Task prompt
Scan the entries below for the word "August", then copy each line that holds it.
*** Opening The records ***
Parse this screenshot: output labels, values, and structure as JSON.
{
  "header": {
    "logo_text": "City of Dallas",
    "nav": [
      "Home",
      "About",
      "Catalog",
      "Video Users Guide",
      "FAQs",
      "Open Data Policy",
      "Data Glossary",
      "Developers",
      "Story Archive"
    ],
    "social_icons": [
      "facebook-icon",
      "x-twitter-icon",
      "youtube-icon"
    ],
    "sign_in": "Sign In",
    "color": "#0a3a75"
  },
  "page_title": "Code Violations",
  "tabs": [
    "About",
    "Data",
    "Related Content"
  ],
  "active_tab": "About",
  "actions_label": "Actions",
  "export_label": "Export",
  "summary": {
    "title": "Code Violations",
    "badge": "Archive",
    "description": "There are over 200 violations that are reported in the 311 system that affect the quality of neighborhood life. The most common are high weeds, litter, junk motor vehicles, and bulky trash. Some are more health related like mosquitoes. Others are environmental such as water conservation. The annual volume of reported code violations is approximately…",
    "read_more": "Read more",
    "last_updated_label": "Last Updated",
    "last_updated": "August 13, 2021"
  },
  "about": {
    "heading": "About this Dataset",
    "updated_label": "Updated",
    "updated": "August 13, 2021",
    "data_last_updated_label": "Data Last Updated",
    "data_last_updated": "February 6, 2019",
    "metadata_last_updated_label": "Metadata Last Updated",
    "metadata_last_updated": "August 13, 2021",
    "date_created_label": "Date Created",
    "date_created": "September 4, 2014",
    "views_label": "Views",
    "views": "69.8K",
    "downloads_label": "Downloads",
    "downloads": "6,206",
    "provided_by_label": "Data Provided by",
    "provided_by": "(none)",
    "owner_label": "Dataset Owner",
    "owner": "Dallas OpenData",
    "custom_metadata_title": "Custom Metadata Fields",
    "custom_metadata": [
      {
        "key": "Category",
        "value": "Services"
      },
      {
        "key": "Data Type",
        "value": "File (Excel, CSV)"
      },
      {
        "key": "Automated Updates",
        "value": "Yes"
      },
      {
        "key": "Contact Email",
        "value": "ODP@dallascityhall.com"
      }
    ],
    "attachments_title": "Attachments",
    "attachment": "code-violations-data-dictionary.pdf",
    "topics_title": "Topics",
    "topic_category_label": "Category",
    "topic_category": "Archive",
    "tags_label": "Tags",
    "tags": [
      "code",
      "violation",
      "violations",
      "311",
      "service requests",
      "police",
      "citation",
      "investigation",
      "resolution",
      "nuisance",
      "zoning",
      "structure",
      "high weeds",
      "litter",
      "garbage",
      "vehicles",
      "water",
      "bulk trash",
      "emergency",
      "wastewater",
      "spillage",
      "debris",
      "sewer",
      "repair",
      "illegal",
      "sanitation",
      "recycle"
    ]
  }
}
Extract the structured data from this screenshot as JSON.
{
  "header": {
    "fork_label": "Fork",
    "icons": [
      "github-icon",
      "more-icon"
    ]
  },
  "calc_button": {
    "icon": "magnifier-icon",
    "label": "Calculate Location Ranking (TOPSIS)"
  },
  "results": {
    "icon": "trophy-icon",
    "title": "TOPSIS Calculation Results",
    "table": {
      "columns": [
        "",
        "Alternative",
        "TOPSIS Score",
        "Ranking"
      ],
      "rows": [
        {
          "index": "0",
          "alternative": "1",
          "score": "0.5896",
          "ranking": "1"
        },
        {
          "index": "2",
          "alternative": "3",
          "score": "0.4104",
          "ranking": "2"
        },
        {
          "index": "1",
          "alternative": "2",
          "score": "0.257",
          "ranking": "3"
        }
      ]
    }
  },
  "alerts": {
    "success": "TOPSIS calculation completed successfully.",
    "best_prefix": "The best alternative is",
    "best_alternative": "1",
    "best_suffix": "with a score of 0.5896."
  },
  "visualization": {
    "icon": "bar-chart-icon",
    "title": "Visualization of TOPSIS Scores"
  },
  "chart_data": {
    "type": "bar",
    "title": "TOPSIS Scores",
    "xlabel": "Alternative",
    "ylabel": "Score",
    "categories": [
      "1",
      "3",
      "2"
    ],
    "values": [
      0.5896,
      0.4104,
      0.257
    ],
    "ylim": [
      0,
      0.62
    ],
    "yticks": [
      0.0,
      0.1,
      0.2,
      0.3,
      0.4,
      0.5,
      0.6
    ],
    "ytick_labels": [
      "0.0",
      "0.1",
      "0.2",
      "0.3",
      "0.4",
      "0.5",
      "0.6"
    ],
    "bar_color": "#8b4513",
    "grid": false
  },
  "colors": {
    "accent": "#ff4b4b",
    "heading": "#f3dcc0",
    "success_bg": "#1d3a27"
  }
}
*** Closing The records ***
The answer
    "last_updated": "August 13, 2021"
    "updated": "August 13, 2021",
    "metadata_last_updated": "August 13, 2021",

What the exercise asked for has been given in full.